Start of DATA FOR PROCESSING

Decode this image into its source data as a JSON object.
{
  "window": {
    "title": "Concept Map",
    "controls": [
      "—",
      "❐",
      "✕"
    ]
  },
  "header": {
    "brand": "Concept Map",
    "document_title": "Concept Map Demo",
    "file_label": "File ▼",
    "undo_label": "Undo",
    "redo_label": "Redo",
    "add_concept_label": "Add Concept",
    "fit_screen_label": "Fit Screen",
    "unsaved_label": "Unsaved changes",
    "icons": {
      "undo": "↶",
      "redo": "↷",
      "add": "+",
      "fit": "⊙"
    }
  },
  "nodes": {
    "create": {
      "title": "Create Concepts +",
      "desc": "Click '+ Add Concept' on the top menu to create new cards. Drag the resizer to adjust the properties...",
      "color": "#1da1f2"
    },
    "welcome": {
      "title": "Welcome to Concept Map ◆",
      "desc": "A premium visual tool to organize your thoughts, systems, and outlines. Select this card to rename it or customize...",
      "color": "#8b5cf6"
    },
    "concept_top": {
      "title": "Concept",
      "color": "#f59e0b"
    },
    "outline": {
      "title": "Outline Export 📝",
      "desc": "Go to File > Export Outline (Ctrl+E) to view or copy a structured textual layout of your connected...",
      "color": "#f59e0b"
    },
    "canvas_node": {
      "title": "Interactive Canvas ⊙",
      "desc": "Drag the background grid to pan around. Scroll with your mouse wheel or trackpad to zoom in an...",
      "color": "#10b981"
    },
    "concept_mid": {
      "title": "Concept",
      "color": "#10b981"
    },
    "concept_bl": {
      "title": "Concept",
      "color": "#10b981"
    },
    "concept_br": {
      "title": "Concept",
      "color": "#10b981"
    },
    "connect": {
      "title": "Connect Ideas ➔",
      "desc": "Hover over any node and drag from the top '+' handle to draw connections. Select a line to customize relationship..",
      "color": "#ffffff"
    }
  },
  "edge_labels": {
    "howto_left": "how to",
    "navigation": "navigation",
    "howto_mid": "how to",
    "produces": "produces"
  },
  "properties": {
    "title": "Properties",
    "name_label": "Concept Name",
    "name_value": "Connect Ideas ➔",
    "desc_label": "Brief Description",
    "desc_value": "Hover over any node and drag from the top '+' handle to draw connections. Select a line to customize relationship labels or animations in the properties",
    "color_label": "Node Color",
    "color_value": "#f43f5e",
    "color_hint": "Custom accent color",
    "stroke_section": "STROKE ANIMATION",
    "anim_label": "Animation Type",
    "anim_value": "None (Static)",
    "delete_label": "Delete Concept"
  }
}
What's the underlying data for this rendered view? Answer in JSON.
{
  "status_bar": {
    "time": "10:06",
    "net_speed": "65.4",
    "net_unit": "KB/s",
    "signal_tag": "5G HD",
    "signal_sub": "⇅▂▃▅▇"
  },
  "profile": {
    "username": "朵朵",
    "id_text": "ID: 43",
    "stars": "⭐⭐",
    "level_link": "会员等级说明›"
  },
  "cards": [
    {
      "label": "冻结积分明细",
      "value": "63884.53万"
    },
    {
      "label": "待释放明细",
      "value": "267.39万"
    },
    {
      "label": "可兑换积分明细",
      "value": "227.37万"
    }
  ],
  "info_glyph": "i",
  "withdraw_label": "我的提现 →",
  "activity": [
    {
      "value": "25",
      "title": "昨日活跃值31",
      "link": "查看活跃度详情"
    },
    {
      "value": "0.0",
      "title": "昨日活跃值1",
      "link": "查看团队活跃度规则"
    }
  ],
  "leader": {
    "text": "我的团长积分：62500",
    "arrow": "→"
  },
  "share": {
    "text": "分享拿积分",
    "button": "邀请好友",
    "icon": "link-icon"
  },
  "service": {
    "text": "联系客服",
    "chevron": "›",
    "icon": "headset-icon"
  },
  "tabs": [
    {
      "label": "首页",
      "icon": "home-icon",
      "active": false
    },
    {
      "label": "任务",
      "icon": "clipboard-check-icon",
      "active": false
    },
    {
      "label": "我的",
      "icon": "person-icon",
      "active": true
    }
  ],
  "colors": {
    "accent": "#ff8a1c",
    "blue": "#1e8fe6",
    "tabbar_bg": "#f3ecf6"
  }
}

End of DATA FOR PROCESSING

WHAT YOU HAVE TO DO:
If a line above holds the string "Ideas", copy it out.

OUTPUT BELOW:
      "title": "Connect Ideas ➔",
    "name_value": "Connect Ideas ➔",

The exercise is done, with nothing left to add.